[20 November, 2020]

Sri Lanka vehicle import ban threatens 100,000 jobs, tax revenuesAs per the decision made by the government, the Vehicle Importers Association of Sri Lanka (VIASL) has urged the Government to reconsider the ban imposed on importation.

Issuing a statement, the Association said it strongly condemns the statement made by an unendorsed Association with very similar abbreviations supporting the motor vehicle ban.

The vehicle import ban in Sri Lanka is threatening 100,000 jobs and 350,000-400,000 dependants as well as a number of industries and services which need mobility and transport, a motor vehicle industry association has said.

This letter is written, because of the Sri Lanka vehicle import ban in April 2020. According to the ban, Sri Lanka will not import vehicles for a year in a move to curb currency outflows. Ministerial cabinet spokesman said, “there are enough and more vehicles at the moment for about a year, as there are sufficient vehicles in the local market.

The country is dealing with a serious currency exchange crisis as a result of the economic impact caused due to the COVID-19 pandemic. So you need to have certain controls where the exchange is concerned”.

Negative Impact on the Economy
The import ban is also losing the government revenue which is being raked in by assemblers through tax-arbitrage, the Vehicle Importers Association of Sri Lanka said.

“As per the calculation carried out by VIASL, around 100,000 direct and indirect employees will have to be made redundant if the ban is to continue further,” the VIASL said.

Vehicle importers provide various employment opportunities ranging from accountants, sales executives, marketing executives, drivers, cleaners, security staff, etc.

“Furthermore, service areas such as clearing agents, interior cleaners, mechanics, car carrier operators, and service centers are directly dependent on the importation of motor vehicles. Vehicle importers, as well as related service providers, have faced severe difficulties maintaining their business premises, paying off bank loans, rent and paying the salaries of their employees.”

Local Assembling Issues:
The association said domestic vehicle assembly has quality issues as well as a loss of tax revenues.

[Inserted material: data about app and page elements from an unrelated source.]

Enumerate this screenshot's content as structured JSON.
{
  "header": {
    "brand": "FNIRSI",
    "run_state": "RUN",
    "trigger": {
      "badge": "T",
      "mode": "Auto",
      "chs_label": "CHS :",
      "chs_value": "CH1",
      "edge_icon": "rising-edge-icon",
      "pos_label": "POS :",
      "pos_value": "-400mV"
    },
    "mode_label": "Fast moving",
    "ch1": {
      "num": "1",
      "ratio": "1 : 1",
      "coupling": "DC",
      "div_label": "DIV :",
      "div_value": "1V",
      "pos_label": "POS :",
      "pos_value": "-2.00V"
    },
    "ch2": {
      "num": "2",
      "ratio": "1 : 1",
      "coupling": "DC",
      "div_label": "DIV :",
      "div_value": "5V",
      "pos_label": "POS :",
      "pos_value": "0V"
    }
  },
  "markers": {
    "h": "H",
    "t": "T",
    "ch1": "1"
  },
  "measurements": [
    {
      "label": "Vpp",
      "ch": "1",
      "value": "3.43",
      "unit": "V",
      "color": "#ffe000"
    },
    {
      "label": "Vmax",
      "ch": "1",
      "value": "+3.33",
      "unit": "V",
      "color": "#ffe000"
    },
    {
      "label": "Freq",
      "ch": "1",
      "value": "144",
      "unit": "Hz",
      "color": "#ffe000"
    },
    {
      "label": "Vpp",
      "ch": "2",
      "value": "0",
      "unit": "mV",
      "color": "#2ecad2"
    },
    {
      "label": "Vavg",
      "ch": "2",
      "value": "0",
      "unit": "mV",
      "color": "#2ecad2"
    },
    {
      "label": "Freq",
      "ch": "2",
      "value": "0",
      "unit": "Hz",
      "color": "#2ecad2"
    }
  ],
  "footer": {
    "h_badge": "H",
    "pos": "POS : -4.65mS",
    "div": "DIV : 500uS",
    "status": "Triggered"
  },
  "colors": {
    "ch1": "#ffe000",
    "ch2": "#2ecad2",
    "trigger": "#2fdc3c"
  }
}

VIASL strongly believes that this process does not add any value to the country’s economy and is merely designed for tax evasion and higher profit.